  • Collaborative: Connected helps open a dialog and collaboration among sectors in the community that otherwise tend to stay within their own sectors.

  • Empowering: Connected assumes that increasing the capacity of the local community to determine priorities and address problems will result in the community learning both how to achieve specific broadband planning-related tasks, as well as how to help themselves in the future.

  • Promotional: Via Connected certification, Connected gives communities of any size and type the ability to join the ranks of the “silicon valleys” and break down technology barriers that prevents them from retaining workers and attracting good jobs.

  • Collective:  Connected seeks to create a collective intelligence among participating communities that are separated by geography or political jurisdiction but are experiencing similar barriers or pursuing similar solutions. Participants in the Connected program have access to the best practices utilized by communities all over the United States.

The fundamental challenge of infrastructure planning and digital inclusion efforts is bridging the gap between local needs, capacities, and potential uses of technology and the networks and organizations that provide supply. The value of the Connected planning process is its capacity to involve local stakeholders in benchmarking the current landscape, articulating specific local needs, priorities, and capacities, and creating an opportunity for market providers to formulate responses or to create a local coalition to pursue alternative avenues for access (infrastructure), adoption and use solutions (digital inclusion).
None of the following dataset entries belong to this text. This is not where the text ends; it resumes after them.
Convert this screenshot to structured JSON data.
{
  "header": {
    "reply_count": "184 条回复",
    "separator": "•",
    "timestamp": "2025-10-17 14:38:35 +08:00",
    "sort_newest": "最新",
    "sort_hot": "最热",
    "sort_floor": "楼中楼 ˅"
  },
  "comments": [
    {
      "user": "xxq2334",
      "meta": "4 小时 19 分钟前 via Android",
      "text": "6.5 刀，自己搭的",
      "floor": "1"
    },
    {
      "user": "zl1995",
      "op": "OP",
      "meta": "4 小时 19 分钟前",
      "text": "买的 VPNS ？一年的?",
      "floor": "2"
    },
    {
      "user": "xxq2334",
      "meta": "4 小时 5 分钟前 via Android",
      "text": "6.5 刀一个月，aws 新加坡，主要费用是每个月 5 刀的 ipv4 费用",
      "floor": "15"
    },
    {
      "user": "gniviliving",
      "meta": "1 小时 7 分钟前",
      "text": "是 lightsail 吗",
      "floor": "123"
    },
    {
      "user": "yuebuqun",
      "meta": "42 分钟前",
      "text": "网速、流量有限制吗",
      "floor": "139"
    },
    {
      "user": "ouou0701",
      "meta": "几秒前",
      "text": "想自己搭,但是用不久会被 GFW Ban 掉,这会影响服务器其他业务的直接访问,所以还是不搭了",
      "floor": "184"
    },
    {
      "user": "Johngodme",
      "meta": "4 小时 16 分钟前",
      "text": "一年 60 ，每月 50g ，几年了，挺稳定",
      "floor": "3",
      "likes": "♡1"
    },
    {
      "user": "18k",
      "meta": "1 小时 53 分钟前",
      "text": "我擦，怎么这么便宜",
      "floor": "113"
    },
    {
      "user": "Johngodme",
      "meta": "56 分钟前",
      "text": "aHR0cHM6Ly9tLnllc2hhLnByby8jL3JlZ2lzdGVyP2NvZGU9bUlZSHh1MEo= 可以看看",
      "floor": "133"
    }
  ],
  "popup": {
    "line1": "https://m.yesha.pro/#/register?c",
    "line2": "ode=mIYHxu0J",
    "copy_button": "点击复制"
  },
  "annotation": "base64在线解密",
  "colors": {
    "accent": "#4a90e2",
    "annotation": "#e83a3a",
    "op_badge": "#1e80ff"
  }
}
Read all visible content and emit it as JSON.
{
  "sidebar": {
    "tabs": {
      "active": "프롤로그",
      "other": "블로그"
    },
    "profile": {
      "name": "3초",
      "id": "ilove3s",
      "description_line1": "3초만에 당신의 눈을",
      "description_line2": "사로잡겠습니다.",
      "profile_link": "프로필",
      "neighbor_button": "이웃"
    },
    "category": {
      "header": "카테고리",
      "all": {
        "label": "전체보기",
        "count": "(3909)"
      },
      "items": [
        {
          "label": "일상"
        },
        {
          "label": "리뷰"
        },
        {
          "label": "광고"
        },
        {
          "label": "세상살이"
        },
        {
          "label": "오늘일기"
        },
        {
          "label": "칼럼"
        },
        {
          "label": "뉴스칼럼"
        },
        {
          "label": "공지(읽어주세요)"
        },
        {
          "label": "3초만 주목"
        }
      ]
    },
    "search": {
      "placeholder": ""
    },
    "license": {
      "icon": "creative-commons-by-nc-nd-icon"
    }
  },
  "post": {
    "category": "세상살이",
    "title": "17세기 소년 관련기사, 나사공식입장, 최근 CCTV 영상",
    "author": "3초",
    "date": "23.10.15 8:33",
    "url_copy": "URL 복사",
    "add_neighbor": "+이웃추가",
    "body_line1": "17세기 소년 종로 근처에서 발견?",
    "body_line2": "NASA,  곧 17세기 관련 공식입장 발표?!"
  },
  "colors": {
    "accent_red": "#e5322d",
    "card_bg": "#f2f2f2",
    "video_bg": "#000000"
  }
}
Participating communities have found the practical benefits of participating in the Connected program the most valuable part of the process.  Some have found ways to improve their schools’ access to high-speed Internet. Others have found ways to train the unemployed for technology jobs.  Still others have found ways to better organize community activities and share information locally.

As an example – the broadband planning team in Greenwood County, SC was able to help broker a deal to run fiber to a business that had planned on leaving the community due to low bandwidth, as well as identified two data centers which caught the attention of a company looking to bring data center jobs to South Carolina.  Because of the Connected program, the Greenwood County team now understands what is needed and expected (from an access perspective) by companies to be successful; has a personal relationship with the providers, which will help in the expansion opportunity; and is able to identify success to build on for future opportunities with technology-intensive companies.

More success stories from Connected Communities can be found by clicking here.

The Connected program seeks to marry technical information with a decision-making process that will assist your community in developing a local technology action plan. The process will include creating a public dialogue, identifying local technology resources and gaps, and developing solutions. Your community should be prepared to develop a multi-sector broadband planning team, as well as identify a local representative to lead the planning process. Local meeting space should also be identified to host planning meetings. Complete the form by clicking here to start working with Connected Nation to improve your community’s place in the digital economy.

The local coordinator, or Community Champion, should be prepared to help:

Identify and contact stakeholders to participate

Schedule and coordinate meetings

Coordinate tasks between planning team members

All the individuals and groups that make your community a “community” should be represented on your community planning team. Examples of team members include (but NOT limited to):

Local government officials
Chamber of Commerce
Local Economic Development
School district
Emergency Management 
officials
Extension Service
Local tourism
Local hospital
Colleges & universities
Media outlets
Service providers

Business leaders

Local libraries

Non-profit organizations

Senior citizens center leader
Local Farm Bureau
Health Department
Public safety
Parks department
Regional planning groups
Tribal and Native groups